But he quickly discovered Hanson was "well-meaning but not very well-versed" and "she was extraordinarily difficult to deal with; her heart was not exactly what you'd call in the right place".
She is highly scripted, but has little understanding even of her own messages, he says.
"It's hard to say what Pauline really believes in. The difficulty with Pauline which I've never been able to get people to fully understand is that Pauline is ... a very, very simple person who is angry and stubborn and utterly self-absorbed and self-centred ...
"Pauline's most significant interest is the accumulation of wealth. The only reason Pauline keeps going is because she loves the adulation, she loves the Comcars, the trips, the travel, the staff."
...the biggest mistake that I've made in my life is speaking out when I would have been personally better off by shutting up.David Oldfield
But Hanson has survived in politics, with Malcolm Roberts joining her this year in the Senate. And the Svengali-like control that Oldfield and Ettridge exerted over One Nation was blamed for early disintegration of a party marked by dysfunction virtually since the day it was set up.
But Oldfield insists, nevertheless, that she is responsible for the state of her party.
"You can't ... just say it's always been all these men around her. She is responsible for picking them, she is responsible for putting them in the positions, she's the absolute boss of everyone in the party," he said.
As for Oldfield, after more than 25 years in public life - starting with the Manly council and Abbott's office, rising to the arrowhead of One Nation with David Ettridge as his fellow lieutenant, then a seat in the NSW upper house until 2007, and stints in broadcasting before more recent appearances on reality television - he is now a father to two young boys with half a mind to start writing fiction on his northern beaches property surrounded by animals.
"I'm very interested in animal welfare," he says. "I live essentially fringing on the bush and I actively save and look after any animal I can that needs my help. I have a lot of animal friends." He counts four horses (but not horse racing, which is cruel and unnecessary), two dogs, pet snakes, a lovely pet parrot, and he would have more if he had time to give each the proper attention.
Although judging by his detailed response when asked what advice he would give Hanson now, perhaps he still has a hankering for the big hill.
Much truncated, his advice is to hand control of the funds to an administrative wing, set up branches, do police and character checks on candidates, review media appearances to improve, get on the front foot on policy, "read, read, read" to become informed, stop blaming other people, become smarter and more self-aware, learn how to find good advice "rather than taking advice from whoever you happen to trust on that particular day", and learn "greater capacity for flexibility and understanding, get over your anger".

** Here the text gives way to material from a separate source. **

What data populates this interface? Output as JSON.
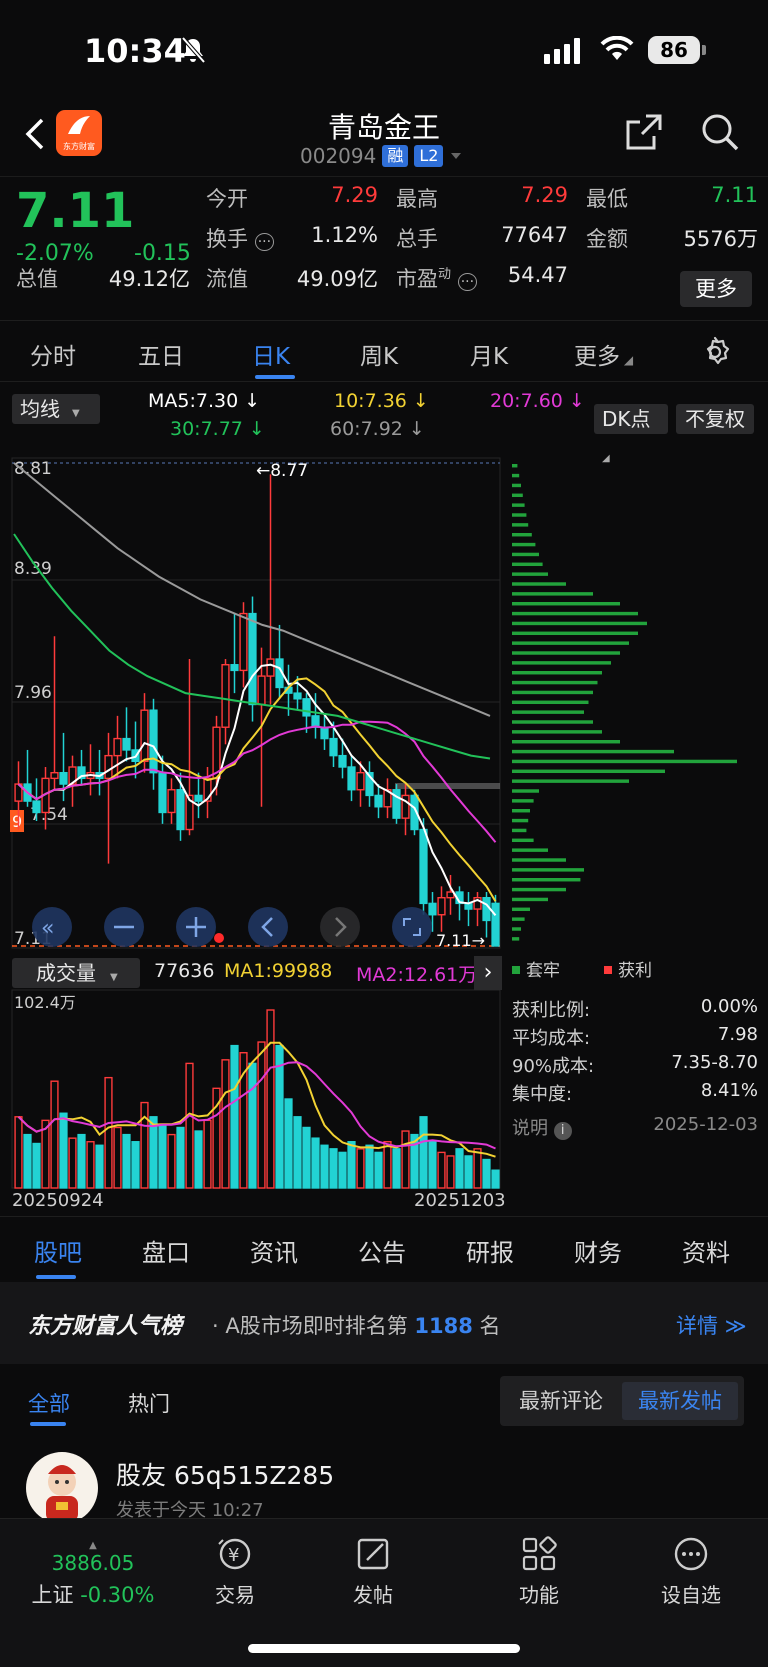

This interview was done without the benefit of having seen Oldfield's book, but he characterises it as a book without exaggeration or embellishment, and one that is even self-deprecating.
He says he has made mistakes. And while he doesn't point to specific events, he apparently sees his major mistake as speaking too often.
"The things that I stood up for have brought me also a great deal of heartache and trouble," he says.
"I'm stuck with that ... but don't want that for my children."
He's bring up his boys to never be violent, especially to women, and to "run away" from a woman rather than risk hurting her trying to defend themselves or on a physical confrontation. His boys learn karate, but preferably not to use it.
"If you've got time to stand and fight you've probably got time to turn and walk away and that is always best. These are lessons that I didn't learn in life."
- Before You Judge Me - Being David, by David Oldfield is published by New Holland Publishers ($29.99).